Website and app data records
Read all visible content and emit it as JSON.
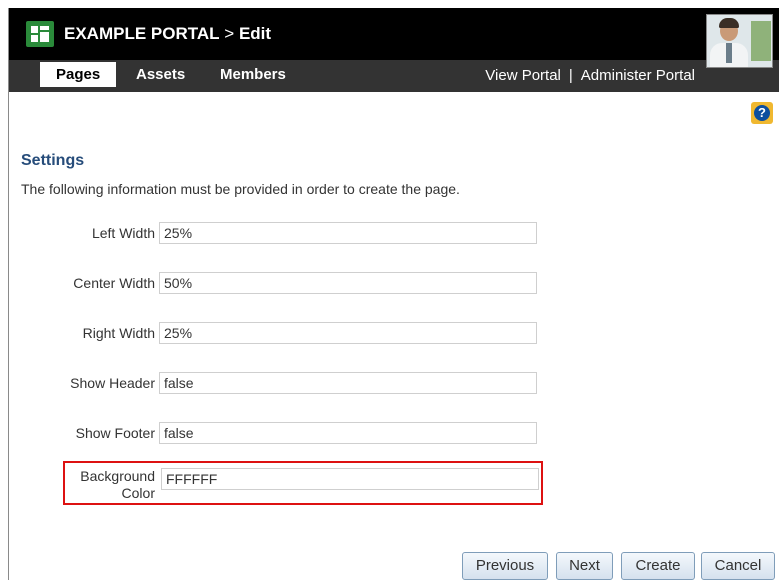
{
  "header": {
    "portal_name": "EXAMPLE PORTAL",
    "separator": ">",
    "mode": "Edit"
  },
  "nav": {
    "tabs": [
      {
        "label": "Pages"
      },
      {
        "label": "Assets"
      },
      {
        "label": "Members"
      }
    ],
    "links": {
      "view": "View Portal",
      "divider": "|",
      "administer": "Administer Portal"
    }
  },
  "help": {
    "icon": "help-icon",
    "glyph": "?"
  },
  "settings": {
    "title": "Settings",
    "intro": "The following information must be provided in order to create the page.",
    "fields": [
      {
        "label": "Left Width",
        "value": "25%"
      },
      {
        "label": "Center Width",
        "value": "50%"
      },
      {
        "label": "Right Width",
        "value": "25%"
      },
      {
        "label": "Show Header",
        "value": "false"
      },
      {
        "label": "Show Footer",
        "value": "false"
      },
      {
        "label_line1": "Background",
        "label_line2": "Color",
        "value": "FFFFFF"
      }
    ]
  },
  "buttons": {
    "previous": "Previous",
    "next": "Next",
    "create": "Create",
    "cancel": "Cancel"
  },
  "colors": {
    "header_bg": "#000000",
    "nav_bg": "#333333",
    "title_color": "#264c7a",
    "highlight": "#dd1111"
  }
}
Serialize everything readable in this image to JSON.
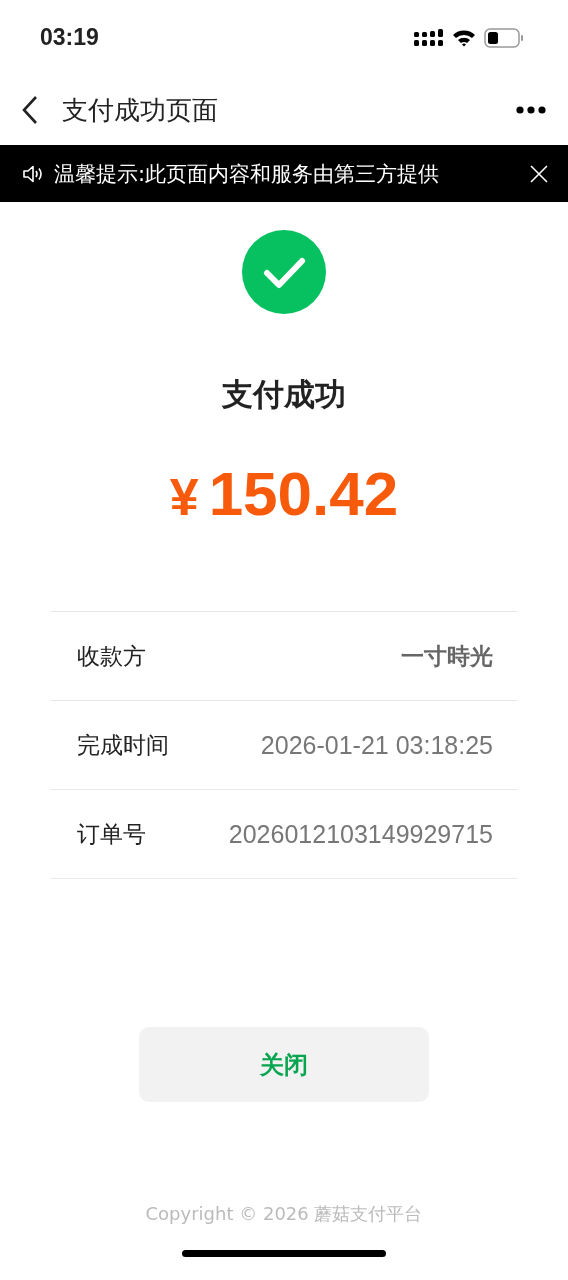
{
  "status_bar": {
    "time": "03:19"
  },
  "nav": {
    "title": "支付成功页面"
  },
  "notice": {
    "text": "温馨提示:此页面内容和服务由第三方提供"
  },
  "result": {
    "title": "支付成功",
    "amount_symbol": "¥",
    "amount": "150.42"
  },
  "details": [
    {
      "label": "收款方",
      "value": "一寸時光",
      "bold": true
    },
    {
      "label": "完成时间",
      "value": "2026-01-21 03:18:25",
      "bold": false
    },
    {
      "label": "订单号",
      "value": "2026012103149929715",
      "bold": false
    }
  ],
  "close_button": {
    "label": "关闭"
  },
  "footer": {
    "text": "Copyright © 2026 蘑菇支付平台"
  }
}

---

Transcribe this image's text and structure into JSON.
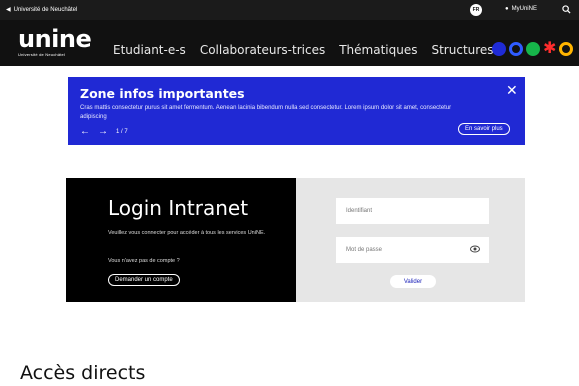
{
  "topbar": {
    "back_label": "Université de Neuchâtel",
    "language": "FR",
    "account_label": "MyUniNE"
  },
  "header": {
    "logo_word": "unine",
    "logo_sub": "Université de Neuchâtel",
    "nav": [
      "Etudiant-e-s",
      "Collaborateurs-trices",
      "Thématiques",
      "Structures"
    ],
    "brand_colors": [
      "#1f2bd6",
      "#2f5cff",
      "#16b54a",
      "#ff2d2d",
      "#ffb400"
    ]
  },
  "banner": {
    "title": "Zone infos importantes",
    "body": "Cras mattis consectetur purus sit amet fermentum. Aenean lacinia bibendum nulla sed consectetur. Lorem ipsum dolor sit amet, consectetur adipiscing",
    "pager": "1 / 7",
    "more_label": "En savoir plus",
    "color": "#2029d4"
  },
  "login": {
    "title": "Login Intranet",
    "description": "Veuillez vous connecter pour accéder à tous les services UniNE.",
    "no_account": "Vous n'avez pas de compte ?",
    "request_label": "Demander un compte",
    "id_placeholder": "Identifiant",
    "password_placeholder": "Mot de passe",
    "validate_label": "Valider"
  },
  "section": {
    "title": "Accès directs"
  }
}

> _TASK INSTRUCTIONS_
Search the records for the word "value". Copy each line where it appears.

> _RESULT OF THIS EXERCISE_
        "value": "25%"
        "value": "50%"
        "value": "25%"
        "value": "false"
        "value": "false"
        "value": "FFFFFF"
      "value": "一寸時光",
      "value": "2026-01-21 03:18:25",
      "value": "2026012103149929715",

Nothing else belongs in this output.